After all, it’s hard enough for them to explain away the whole “pride of place” business. They usually launch into a lecture about how “normal circumstances” never exist in real life, each situation is different, and so forth. 1 Things become worse for them when they see that awful “but,” because it mentions SACRED music, and specifically mentions POLYPHONY.

How is it that so few Ordinary Form parishes use any plainsong? How is it that so few Ordinary Form churches use polyphony? When asked, professional liturgists often reply with a false answer: “Vatican II got rid of those things.” A leading progressive liturgist even called Gregorian chant a type of WEAPON. (Click here if you think I’m kidding.)

I HAVE ALREADY WRITTEN about the incontrovertible fact of false diversity vs. true diversity. Yet, many imply that ancient things must be discarded in favor of modern things. If that’s the case, why not discard the Bible? After all, the Bible is even more ancient than Gregorian chant!

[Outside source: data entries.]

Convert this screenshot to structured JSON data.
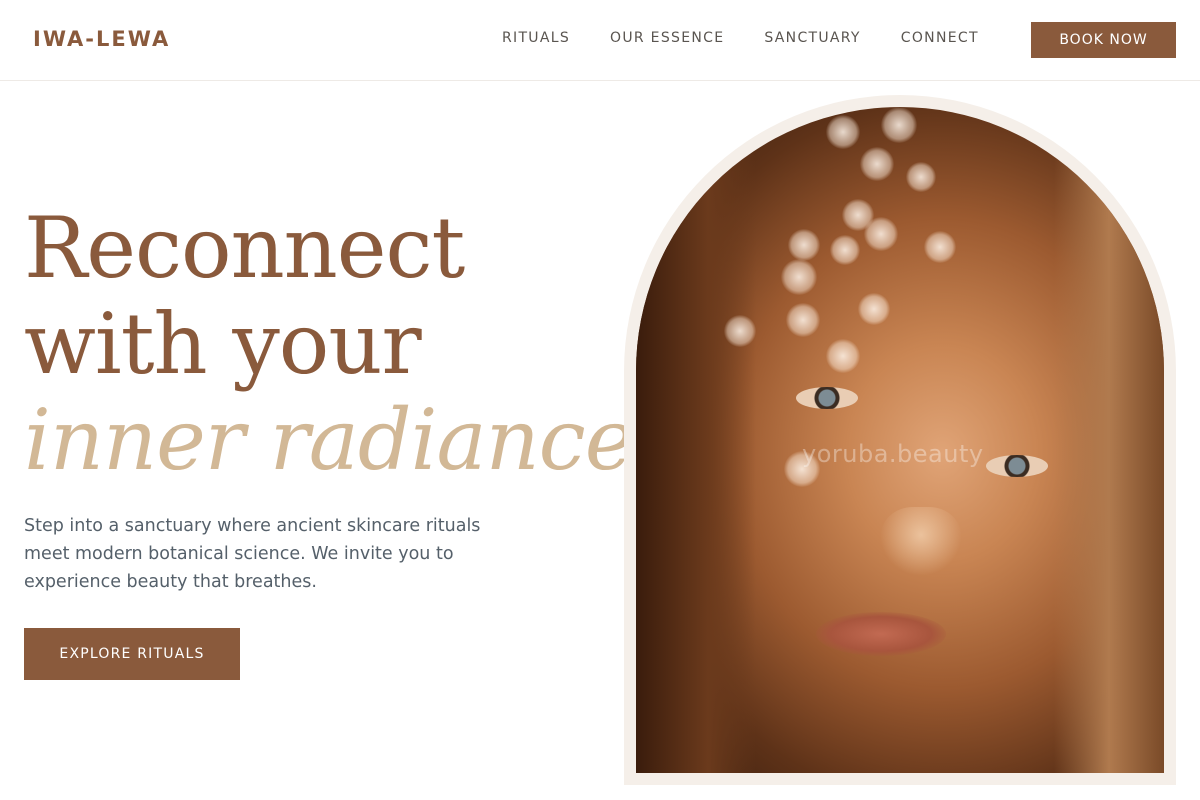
{
  "header": {
    "logo": "IWA-LEWA",
    "nav": [
      "RITUALS",
      "OUR ESSENCE",
      "SANCTUARY",
      "CONNECT"
    ],
    "cta": "BOOK NOW"
  },
  "hero": {
    "headline_line1": "Reconnect",
    "headline_line2": "with your",
    "headline_line3": "inner radiance.",
    "lede": "Step into a sanctuary where ancient skincare rituals meet modern botanical science. We invite you to experience beauty that breathes.",
    "cta": "EXPLORE RITUALS",
    "image_watermark": "yoruba.beauty"
  },
  "colors": {
    "brand": "#8a5a3c",
    "accent": "#d2b896",
    "frame": "#f5efe9"
  }
}
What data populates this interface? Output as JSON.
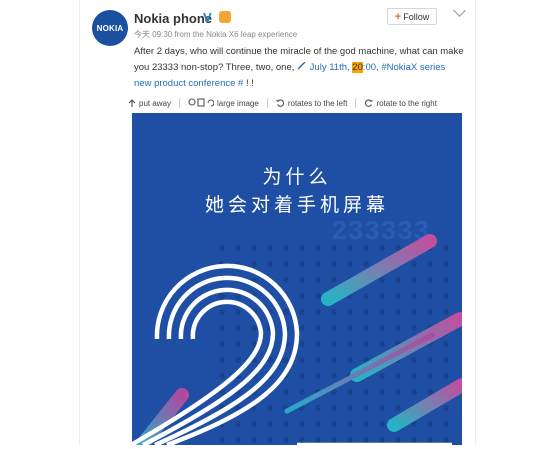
{
  "post": {
    "author": "Nokia phone",
    "verified_mark": "V",
    "avatar_text": "NOKIA",
    "time_label": "今天",
    "time": "09:30",
    "source": "from the Nokia X6 leap experience",
    "follow_label": "Follow",
    "text_part1": "After 2 days, who will continue the miracle of the god machine, what can make you 23333 non-stop? Three, two, one,",
    "link_date": "July 11th,",
    "link_hour": "20",
    "link_minutes": ":00,",
    "hashtag": "#NokiaX series new product conference #",
    "text_end": "! !"
  },
  "toolbar": {
    "put_away": "put away",
    "large_image": "large image",
    "rotate_left": "rotates to the left",
    "rotate_right": "rotate to the right"
  },
  "poster": {
    "line1": "为什么",
    "line2": "她会对着手机屏幕",
    "number": "233333",
    "bg_color": "#1e4fa5"
  },
  "colors": {
    "link": "#1e6fb8",
    "accent_orange": "#f7691d",
    "highlight": "#f6a400",
    "verified": "#1e7fd6"
  }
}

I’m not opposed to modern music. Indeed, I myself compose, and Watershed promotes many contemporary composers. It’s a question of balance. So many Ordinary Form parishes use 99% contemporary songs while ignoring what Vatican II called the “musical treasure of inestimable value, greater even than that of any other art” (§112, Sacrosanctum Concilium).


1   They do something similar with regard to liturgical inculturation, which Vatican II says can play a role “particularly in mission lands.” I’ll never forget one progressive liturgist exclaiming: “But if you think about it, the entire world is mission country!” In other words, let’s keep twisting the meaning of the document until it means what we want.